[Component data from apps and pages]
====================
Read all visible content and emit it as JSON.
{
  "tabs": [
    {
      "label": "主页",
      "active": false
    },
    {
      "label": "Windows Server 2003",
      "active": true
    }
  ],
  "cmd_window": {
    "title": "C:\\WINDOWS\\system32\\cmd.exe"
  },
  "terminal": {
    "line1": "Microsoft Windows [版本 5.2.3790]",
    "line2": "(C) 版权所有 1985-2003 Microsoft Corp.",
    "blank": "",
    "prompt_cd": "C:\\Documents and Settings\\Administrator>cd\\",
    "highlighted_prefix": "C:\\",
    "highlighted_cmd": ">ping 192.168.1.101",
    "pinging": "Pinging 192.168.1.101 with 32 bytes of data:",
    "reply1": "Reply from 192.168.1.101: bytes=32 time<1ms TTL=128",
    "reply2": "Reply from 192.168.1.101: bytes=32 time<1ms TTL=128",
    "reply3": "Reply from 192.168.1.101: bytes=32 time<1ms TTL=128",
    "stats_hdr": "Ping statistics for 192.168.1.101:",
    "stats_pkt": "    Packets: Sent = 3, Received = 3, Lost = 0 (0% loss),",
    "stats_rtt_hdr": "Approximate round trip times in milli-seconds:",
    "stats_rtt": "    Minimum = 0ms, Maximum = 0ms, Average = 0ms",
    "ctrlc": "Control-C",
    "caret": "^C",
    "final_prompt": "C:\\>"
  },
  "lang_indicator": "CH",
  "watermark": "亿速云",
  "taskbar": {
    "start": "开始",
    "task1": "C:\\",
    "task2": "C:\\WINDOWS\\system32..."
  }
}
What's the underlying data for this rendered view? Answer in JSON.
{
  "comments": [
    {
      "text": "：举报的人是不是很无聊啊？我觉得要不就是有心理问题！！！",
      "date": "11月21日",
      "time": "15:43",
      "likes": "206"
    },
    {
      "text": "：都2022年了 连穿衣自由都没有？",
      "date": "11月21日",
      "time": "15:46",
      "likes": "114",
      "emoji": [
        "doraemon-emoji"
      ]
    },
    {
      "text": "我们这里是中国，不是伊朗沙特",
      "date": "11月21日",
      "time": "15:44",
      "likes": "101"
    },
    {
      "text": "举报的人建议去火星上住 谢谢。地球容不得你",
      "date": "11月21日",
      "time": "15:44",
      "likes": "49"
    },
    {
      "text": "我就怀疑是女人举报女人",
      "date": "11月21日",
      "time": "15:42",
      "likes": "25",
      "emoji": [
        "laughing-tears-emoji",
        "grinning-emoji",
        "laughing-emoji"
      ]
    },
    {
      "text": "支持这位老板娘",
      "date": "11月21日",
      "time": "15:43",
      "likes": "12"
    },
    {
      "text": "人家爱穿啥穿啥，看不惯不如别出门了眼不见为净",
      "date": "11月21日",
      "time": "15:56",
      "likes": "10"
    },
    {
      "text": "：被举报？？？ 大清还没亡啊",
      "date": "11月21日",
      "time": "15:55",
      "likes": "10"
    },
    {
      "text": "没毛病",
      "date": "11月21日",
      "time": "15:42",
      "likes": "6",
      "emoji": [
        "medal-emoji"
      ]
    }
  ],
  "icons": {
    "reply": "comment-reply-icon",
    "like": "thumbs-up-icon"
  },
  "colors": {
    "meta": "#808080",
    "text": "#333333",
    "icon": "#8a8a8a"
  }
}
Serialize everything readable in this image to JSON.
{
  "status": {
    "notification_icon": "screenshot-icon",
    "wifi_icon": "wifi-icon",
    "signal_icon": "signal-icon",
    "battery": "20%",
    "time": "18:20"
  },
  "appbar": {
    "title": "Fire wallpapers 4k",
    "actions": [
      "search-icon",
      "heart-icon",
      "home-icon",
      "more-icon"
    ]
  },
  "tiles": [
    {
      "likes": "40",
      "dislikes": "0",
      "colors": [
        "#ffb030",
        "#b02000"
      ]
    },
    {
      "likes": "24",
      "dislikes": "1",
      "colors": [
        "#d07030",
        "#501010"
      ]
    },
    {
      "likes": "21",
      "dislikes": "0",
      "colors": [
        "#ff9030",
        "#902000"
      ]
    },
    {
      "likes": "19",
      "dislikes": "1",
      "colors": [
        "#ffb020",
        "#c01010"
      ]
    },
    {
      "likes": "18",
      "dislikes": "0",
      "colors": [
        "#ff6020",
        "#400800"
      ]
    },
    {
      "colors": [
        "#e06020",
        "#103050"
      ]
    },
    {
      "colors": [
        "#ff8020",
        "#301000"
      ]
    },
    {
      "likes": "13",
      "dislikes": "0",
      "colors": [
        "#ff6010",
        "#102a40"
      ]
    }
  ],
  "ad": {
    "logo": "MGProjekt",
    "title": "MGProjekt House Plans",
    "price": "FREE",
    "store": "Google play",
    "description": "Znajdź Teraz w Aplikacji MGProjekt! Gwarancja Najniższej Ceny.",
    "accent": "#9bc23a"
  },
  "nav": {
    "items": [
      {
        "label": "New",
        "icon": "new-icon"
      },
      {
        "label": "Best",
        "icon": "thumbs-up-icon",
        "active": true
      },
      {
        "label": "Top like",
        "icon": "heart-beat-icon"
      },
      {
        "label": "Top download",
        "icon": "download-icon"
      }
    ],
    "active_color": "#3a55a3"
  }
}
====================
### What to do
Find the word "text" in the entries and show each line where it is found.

### Answer box
      "text": "：举报的人是不是很无聊啊？我觉得要不就是有心理问题！！！",
      "text": "：都2022年了 连穿衣自由都没有？",
      "text": "我们这里是中国，不是伊朗沙特",
      "text": "举报的人建议去火星上住 谢谢。地球容不得你",
      "text": "我就怀疑是女人举报女人",
      "text": "支持这位老板娘",
      "text": "人家爱穿啥穿啥，看不惯不如别出门了眼不见为净",
      "text": "：被举报？？？ 大清还没亡啊",
      "text": "没毛病",
    "text": "#333333",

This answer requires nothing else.